Thinking in Questions with SQL

Posted by & filed under sql.

I love SQL, despite its many flaws. Much is argued about functional programming vs object oriented. Different ways of instructing computers. SQL is different. SQL is a language where I can ask the computer a question and it will figure out how to answer it for me. Fluency in SQL is a very practical skill…. Read more »

Java 16 Pattern Matching Fun

Posted by & filed under Java.

Java 16 brings Pattern Matching for instanceof. It’s a feature with exciting possibilities, though quite limited in its initial incarnation.  Basic Pattern Matching We can now do things like  Object o = "hello"; if (o instanceof String s) { System.out.println(s.toUpperCase()); }Object o = "hello"; if (o instanceof String s) { System.out.println(s.toUpperCase()); } Note the variable… Read more »

Revisiting Html in Java

Posted by & filed under Java.

Some time ago I wrote a post about creating an embedded dsl for Html in Java. Sadly, it was based on an abuse of lambda name reflection that was later removed from Java. I thought I should do a followup because a lot of people still visit the old article. While it’s no longer possible… Read more »

Sealed Java State Machines

Posted by & filed under Java.

A few years back I posted about how to implement state machines that only permit valid transitions at compile time in Java. This used interfaces instead of enums, which had a big drawback—you can’t guarantee that you know all the states involved. Java 15 brings a preview feature of sealed classes, solving this downside.

Fun with Java Records

Posted by & filed under Java.

A while back I promised to follow up from this tweet to elaborate on the fun I was having with Java’s new Records (currently preview) feature. Records, like lambdas and default methods on interfaces are tremendously useful language features because they enable many different patterns and uses beyond the obvious. Java 8 brought lambdas, with… Read more »

Learning from Pain

Posted by & filed under ContinuousDelivery, Java, XP.

Pain is something we generally try to avoid; pain is unpleasant, but it also serves an important purpose. Acute pain can be feedback that we need to avoid doing something harmful to our body, or protect something while it heals. Pain helps us remember the cause of injuries and adapt our behaviour to avoid a… Read more »

End to End Tests

Posted by & filed under Java, Testing, XP.

End to end automated tests written with Webdriver have a reputation for being slow, unreliable (failing for spurious reasons), and brittle (breaking with any change). So much so that many recommend not using them. They can become a maintenance burden, making it harder, rather than easier, to make changes to the user interface. However, these… Read more »

Representing the Impractical and Impossible with JDK 10 “var”

Posted by & filed under Java.

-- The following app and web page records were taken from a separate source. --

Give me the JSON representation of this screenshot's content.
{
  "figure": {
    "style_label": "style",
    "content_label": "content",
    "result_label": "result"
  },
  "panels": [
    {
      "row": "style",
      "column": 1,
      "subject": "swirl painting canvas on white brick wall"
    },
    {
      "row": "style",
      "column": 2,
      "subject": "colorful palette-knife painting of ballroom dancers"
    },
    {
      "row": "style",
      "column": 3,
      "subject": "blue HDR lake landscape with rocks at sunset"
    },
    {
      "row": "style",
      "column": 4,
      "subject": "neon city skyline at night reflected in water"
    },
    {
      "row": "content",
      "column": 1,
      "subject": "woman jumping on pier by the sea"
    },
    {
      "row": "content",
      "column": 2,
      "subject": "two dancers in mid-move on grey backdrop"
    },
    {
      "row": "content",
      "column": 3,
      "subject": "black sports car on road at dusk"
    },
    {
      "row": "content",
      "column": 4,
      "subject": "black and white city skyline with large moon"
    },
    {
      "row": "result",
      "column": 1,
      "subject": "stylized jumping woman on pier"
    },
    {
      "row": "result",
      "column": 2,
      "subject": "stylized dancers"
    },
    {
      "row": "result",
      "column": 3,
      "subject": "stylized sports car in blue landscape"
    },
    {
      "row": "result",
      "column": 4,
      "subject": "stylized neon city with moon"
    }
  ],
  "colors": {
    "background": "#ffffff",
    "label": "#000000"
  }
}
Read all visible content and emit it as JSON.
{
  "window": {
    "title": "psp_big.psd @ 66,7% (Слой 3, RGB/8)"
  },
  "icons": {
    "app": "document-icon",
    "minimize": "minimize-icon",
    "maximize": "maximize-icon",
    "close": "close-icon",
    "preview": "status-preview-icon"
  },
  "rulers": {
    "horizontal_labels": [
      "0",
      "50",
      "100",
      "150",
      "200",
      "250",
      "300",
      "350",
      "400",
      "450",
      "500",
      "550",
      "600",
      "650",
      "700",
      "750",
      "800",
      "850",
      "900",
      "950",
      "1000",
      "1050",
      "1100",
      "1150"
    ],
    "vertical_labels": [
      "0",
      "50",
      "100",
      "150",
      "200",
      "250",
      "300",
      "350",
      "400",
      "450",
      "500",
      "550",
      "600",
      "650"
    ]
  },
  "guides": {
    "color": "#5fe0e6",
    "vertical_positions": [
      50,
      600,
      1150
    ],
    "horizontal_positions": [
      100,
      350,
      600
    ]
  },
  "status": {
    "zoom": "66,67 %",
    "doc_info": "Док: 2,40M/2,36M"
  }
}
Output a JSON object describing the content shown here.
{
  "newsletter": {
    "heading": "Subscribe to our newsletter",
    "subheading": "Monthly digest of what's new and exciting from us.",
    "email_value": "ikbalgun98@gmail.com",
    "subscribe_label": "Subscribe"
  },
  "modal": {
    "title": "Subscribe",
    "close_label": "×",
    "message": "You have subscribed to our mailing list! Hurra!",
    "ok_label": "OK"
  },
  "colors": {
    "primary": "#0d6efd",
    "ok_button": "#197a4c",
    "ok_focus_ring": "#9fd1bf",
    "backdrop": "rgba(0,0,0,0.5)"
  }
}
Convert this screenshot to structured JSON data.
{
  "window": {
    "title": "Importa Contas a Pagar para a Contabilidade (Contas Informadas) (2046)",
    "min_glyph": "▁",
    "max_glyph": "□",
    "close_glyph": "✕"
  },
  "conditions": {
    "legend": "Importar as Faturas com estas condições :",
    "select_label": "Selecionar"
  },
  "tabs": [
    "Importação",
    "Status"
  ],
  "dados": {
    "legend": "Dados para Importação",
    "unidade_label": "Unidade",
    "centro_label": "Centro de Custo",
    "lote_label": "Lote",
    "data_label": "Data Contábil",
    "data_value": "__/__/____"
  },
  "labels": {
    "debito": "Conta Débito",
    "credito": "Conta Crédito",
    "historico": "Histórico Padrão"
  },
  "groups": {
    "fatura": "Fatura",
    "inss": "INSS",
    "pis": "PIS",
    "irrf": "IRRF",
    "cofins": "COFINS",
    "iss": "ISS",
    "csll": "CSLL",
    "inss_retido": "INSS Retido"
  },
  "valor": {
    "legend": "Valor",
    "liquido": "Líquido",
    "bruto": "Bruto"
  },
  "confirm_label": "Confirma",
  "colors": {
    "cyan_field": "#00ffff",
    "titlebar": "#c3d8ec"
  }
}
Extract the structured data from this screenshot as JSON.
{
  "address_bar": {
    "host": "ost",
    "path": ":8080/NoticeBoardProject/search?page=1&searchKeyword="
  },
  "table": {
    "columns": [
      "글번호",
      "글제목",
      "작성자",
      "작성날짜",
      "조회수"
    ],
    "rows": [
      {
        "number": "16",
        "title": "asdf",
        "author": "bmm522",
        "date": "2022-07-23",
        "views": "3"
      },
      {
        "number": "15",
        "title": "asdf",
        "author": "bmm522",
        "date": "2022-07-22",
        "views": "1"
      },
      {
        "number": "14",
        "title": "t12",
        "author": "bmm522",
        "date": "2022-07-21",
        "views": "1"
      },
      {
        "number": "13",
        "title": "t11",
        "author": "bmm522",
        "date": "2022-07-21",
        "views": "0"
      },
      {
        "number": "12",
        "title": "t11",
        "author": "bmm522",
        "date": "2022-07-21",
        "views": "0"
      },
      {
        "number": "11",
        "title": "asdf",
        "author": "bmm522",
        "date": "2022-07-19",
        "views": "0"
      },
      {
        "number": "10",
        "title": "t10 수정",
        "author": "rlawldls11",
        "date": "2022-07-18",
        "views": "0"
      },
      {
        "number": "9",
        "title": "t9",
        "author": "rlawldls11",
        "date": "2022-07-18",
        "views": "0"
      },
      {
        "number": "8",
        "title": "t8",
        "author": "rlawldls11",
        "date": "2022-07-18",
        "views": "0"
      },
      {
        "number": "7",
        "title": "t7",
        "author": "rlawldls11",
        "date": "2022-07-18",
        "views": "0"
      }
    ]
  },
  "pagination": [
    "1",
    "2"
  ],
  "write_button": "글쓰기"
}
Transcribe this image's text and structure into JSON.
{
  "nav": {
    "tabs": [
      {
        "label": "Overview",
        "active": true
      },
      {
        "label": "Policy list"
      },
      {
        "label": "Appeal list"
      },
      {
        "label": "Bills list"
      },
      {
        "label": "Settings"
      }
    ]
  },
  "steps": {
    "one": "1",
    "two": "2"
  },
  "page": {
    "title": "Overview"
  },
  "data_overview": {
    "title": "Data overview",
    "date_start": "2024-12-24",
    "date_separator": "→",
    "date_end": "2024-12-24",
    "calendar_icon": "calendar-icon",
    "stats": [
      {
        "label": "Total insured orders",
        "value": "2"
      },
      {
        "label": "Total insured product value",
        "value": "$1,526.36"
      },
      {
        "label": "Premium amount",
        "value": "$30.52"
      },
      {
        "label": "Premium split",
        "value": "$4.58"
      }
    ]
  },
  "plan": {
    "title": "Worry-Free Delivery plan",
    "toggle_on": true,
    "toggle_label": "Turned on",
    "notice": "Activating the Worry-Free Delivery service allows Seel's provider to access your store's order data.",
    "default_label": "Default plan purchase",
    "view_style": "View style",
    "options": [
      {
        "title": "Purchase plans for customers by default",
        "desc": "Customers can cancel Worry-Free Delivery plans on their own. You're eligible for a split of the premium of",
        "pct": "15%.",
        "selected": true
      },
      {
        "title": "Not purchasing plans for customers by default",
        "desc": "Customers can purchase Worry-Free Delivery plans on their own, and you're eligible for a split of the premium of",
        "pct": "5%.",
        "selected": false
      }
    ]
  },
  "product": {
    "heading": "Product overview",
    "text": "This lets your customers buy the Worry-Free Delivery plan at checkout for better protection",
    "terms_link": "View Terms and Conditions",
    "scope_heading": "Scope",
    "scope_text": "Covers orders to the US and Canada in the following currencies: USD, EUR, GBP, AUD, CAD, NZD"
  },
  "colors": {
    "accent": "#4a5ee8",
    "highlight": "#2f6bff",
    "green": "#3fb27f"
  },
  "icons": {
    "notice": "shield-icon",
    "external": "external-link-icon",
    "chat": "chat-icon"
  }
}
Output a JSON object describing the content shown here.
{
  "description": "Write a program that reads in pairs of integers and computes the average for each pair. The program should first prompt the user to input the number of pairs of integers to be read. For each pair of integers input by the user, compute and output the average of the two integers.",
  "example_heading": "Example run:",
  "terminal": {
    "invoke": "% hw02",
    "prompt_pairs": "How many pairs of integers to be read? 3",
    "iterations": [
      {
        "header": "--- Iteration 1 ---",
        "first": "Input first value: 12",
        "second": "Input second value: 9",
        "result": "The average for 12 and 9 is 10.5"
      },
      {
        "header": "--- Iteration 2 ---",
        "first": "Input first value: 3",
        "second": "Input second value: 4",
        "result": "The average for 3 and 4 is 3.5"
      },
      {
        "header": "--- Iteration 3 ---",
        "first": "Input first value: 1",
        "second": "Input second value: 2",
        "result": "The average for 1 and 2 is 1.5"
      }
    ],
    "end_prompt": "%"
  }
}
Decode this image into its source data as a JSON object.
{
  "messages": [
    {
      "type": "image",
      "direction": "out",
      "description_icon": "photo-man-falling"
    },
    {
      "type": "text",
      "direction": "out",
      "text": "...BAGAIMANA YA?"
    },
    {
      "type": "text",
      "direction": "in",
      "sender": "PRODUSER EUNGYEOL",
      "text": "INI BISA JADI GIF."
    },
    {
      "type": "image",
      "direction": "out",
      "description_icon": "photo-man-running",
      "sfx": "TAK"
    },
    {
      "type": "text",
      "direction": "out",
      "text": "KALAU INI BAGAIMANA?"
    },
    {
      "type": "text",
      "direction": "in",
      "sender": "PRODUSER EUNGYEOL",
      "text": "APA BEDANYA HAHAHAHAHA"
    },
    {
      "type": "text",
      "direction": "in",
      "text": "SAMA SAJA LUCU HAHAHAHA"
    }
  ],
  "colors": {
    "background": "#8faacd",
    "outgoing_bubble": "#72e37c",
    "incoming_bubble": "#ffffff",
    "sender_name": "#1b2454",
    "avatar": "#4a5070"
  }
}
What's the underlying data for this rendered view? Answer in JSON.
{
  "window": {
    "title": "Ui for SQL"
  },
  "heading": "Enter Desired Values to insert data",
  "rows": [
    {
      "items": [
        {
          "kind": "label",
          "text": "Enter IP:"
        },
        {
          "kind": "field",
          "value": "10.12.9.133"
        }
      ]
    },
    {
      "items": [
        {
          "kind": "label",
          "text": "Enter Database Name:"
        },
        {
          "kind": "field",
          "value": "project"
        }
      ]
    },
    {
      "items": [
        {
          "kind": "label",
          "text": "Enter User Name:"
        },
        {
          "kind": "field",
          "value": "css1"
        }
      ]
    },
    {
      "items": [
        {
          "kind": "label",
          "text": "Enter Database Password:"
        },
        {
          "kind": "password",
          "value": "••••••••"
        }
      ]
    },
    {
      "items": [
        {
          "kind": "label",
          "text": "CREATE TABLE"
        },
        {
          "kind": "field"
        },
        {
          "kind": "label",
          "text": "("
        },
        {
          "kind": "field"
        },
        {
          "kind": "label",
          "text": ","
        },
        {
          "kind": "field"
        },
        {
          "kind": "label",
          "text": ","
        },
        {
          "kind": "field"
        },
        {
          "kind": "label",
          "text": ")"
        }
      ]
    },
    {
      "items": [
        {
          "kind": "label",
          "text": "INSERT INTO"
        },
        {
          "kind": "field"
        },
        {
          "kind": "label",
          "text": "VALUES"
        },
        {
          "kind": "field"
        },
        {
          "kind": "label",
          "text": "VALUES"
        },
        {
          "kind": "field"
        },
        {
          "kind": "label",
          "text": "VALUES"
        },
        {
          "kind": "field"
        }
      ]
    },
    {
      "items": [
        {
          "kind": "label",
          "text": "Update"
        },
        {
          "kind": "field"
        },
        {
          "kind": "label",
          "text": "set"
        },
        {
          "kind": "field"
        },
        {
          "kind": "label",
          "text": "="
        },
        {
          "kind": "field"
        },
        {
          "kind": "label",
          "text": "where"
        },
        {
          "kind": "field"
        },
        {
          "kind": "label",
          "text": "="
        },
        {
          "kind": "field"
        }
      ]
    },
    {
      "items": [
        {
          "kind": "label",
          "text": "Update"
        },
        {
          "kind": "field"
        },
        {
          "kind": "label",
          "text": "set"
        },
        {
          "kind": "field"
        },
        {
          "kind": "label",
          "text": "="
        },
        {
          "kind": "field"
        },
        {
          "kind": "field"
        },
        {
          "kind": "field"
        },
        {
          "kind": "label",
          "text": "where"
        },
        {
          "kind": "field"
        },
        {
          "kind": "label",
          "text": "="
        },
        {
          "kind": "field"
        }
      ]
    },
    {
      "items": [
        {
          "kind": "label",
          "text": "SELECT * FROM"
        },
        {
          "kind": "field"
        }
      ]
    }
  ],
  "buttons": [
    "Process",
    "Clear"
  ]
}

Having benefited from “var” for many years when writing c#, I’m delighted that Java is at last getting support for local variable type inference in JDK 10. From JDK 10 instead of saying ArrayList<String> foo = new ArrayList<String>();ArrayList<String> foo = new ArrayList<String>(); we can say var foo = new ArrayList<String>();var foo = new ArrayList<String>(); and… Read more »

Optionally typechecked StateMachines

Posted by & filed under Java.

Many things can be modelled as finite state machines. Particularly things where you’d naturally use “state” in the name e.g. the current state of an order, or delivery status. We often model these as enums. enum OrderStatus { Pending, CheckingOut, Purchased, Shipped, Cancelled, Delivered, Failed, Refunded }enum OrderStatus { Pending, CheckingOut, Purchased, Shipped, Cancelled, Delivered,… Read more »

HTML in Java

Posted by & filed under Java.

Update: this technique no longer works since name reflection was removed in later versions of Java. Here is another approach. Another use of lambda parameter reflection could be to write html inline in Java. It allows us to create builders like this, in Java, where we’d previously have to use a language like Kotlin and… Read more »